    *climbs back in box*
  14. Woot sexy maths.

    If you have ever looked at cars going over the cables you will notice that the cables to move back and forth a bit each time.
    I think that would throw out even more errors esp on multi land roads.
  15. Ah you young'uns. Once upon a time this was the ONLY reasonably accurate way the cops used to detect your speed. They would sit by the side of the road watching the display on one of these things and then chase down any villains who didn't spot the lines in time.

    Now only used for stats, but if you see someone brake hard before hitting one you can be fairly sure it is an old codger like me who still reacts instinctively when we see 'em. :wink:
  16. I wonder what would happen if we pushed a line of 50 trollies over these things several times :cheeky:
  17. level crossing lights?
  18. It wont significantly affect the purpose of collecting the data.
  19. Yeh, but whats funny is when you see the local kids sitting in the gutter with rocks banging away on them. Imagine the stats collector........."Holy crap that was going faster than a bloody concord, round this f#%ing corner! :grin: :grin:
  20. :rofl:

    They are simply AADT counters!

    They are one of the most important tools used in my line of work.
    They can be used to measure speed, however it is inamissable, due to the primative technique used to trigger the counter.

    It is essentially hollow rubber hose, and every time an axle crosses it, it compresses, and forces air in to the collection box, which then ticks the meter over.
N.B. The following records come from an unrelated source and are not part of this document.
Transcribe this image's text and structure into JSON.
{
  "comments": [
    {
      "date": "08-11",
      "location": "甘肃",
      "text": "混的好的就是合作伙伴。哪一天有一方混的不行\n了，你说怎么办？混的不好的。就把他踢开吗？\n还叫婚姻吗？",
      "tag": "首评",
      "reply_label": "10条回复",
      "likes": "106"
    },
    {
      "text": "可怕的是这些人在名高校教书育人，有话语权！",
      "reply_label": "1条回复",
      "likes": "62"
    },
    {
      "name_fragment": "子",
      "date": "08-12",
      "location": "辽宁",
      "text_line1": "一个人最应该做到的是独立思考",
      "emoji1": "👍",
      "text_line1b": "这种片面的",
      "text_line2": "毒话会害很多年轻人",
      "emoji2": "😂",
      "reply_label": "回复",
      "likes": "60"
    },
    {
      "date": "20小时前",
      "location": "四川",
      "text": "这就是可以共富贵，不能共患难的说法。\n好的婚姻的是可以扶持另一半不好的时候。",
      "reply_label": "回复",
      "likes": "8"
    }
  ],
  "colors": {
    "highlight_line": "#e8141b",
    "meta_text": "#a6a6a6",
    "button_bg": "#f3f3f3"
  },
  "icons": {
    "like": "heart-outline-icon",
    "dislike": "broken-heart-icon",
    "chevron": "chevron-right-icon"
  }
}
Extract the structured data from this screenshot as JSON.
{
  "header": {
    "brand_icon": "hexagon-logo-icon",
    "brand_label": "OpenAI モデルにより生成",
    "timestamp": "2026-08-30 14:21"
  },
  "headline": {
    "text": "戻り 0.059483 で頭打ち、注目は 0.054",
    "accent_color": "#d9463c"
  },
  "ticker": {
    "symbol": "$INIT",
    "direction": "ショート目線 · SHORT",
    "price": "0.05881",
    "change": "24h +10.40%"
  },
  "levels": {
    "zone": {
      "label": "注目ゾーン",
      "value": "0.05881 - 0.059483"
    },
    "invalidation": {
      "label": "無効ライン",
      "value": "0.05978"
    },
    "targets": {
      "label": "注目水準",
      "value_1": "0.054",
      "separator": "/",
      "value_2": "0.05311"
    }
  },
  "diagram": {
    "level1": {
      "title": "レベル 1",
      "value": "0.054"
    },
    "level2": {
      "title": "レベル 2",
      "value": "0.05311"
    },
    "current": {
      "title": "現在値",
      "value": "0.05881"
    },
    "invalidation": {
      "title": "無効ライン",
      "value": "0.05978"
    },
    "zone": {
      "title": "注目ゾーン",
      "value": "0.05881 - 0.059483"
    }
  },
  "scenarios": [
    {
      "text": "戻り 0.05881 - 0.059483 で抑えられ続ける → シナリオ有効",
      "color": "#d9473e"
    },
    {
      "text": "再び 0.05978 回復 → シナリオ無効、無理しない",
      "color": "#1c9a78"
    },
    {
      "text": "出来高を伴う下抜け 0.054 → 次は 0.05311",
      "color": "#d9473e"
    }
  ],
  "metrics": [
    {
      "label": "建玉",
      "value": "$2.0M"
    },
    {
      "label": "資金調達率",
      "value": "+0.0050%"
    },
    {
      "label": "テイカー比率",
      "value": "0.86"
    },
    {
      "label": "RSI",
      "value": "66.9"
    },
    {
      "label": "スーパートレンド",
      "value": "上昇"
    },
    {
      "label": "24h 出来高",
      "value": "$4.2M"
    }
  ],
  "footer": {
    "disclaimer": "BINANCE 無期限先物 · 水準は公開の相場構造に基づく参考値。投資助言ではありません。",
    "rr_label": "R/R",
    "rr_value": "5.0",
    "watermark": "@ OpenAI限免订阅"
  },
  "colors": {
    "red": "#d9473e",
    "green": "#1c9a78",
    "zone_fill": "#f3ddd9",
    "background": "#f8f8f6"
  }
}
Nothing more, nothing less.

    You can bett your house, that if you see one of these about, very soon you will have your road either resurfaced, or shuffled back to the bottom of the pile!

    Trust me, I know stuff.